[[ INPUT FOR THIS TASK, beginning ]]

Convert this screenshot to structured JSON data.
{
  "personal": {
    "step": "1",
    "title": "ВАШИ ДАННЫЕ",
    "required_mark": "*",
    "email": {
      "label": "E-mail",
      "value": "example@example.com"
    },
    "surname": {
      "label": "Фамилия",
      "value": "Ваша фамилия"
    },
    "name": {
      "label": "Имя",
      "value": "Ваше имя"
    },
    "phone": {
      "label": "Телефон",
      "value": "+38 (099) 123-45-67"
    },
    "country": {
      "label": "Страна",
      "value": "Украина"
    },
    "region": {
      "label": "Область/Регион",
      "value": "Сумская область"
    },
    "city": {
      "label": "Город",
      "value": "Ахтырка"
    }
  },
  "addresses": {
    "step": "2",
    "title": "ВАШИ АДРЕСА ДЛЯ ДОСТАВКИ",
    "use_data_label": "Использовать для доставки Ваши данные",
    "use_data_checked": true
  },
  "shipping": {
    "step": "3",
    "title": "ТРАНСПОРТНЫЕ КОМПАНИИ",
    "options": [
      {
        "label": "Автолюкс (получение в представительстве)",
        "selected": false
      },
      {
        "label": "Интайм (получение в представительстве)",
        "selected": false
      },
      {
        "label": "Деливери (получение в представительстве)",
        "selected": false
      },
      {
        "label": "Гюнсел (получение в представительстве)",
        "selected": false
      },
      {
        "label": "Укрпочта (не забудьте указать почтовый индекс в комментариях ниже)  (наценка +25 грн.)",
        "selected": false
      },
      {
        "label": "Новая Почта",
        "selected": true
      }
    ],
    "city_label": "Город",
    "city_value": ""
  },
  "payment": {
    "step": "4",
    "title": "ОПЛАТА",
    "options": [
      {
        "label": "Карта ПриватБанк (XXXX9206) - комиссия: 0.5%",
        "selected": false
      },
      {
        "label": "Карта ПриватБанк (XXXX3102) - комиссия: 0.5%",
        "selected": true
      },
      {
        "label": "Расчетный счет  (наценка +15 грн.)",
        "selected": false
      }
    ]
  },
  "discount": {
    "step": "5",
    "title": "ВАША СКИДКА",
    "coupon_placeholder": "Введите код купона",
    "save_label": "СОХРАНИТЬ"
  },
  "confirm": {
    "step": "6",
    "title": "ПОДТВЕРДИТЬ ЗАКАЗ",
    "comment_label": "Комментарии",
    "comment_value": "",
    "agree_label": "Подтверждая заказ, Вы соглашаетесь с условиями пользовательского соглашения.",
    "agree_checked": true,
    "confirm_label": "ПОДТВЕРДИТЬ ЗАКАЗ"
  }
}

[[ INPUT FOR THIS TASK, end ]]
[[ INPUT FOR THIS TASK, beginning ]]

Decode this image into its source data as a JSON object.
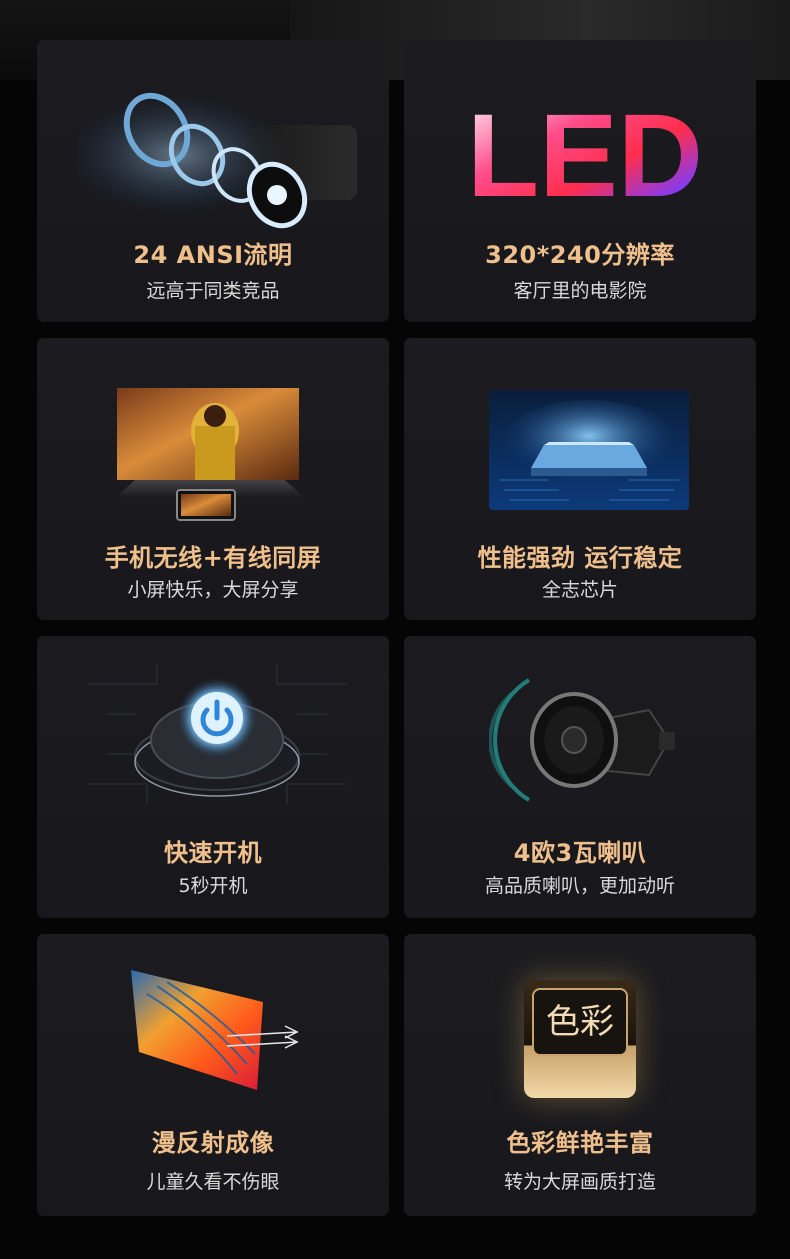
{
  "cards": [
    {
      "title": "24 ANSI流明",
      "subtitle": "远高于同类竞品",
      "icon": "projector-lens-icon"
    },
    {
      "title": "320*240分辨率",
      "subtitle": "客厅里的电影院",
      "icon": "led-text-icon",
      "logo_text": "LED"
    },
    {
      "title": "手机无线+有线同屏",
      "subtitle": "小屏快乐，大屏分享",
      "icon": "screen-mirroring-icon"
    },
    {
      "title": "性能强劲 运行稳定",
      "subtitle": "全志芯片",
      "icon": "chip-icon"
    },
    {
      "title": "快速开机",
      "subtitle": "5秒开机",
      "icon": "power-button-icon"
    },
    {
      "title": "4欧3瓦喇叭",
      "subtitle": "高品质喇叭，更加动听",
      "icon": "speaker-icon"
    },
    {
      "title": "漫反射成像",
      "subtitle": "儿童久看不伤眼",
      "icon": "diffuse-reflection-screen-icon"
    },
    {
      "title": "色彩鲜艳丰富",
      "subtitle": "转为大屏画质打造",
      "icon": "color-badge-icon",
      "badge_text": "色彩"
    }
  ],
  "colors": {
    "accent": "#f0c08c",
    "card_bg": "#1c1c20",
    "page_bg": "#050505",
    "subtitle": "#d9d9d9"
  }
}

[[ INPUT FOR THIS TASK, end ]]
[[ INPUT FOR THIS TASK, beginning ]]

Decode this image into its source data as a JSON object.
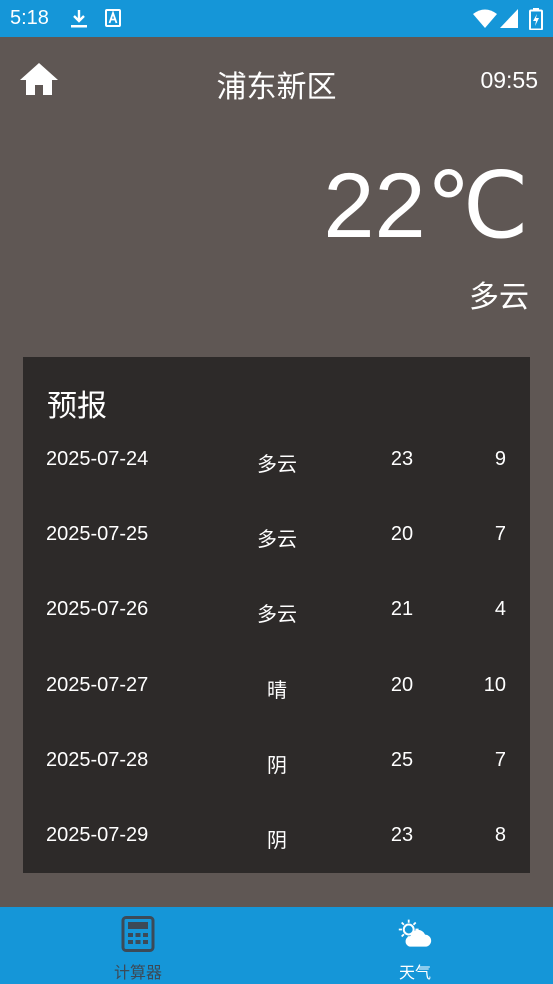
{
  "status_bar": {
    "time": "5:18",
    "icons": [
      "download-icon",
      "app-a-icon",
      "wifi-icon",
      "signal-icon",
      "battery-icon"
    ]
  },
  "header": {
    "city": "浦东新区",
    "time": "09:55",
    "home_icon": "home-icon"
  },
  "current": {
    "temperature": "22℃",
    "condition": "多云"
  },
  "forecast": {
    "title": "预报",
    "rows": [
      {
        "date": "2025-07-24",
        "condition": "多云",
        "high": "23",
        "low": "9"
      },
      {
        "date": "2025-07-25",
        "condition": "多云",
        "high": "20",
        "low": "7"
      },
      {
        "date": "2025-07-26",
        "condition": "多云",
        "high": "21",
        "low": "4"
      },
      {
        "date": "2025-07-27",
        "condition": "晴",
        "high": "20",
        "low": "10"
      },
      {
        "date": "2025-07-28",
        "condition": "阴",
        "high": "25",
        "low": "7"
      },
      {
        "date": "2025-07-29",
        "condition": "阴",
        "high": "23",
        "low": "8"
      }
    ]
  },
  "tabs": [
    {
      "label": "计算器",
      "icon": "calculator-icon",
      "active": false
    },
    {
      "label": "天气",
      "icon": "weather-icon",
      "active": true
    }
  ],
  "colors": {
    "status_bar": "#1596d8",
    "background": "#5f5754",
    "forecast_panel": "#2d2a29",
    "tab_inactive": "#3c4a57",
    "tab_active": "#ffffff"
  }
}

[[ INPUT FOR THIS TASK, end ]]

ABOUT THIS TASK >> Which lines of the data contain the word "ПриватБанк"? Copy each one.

RESPONSE BELOW >>
        "label": "Карта ПриватБанк (XXXX9206) - комиссия: 0.5%",
        "label": "Карта ПриватБанк (XXXX3102) - комиссия: 0.5%",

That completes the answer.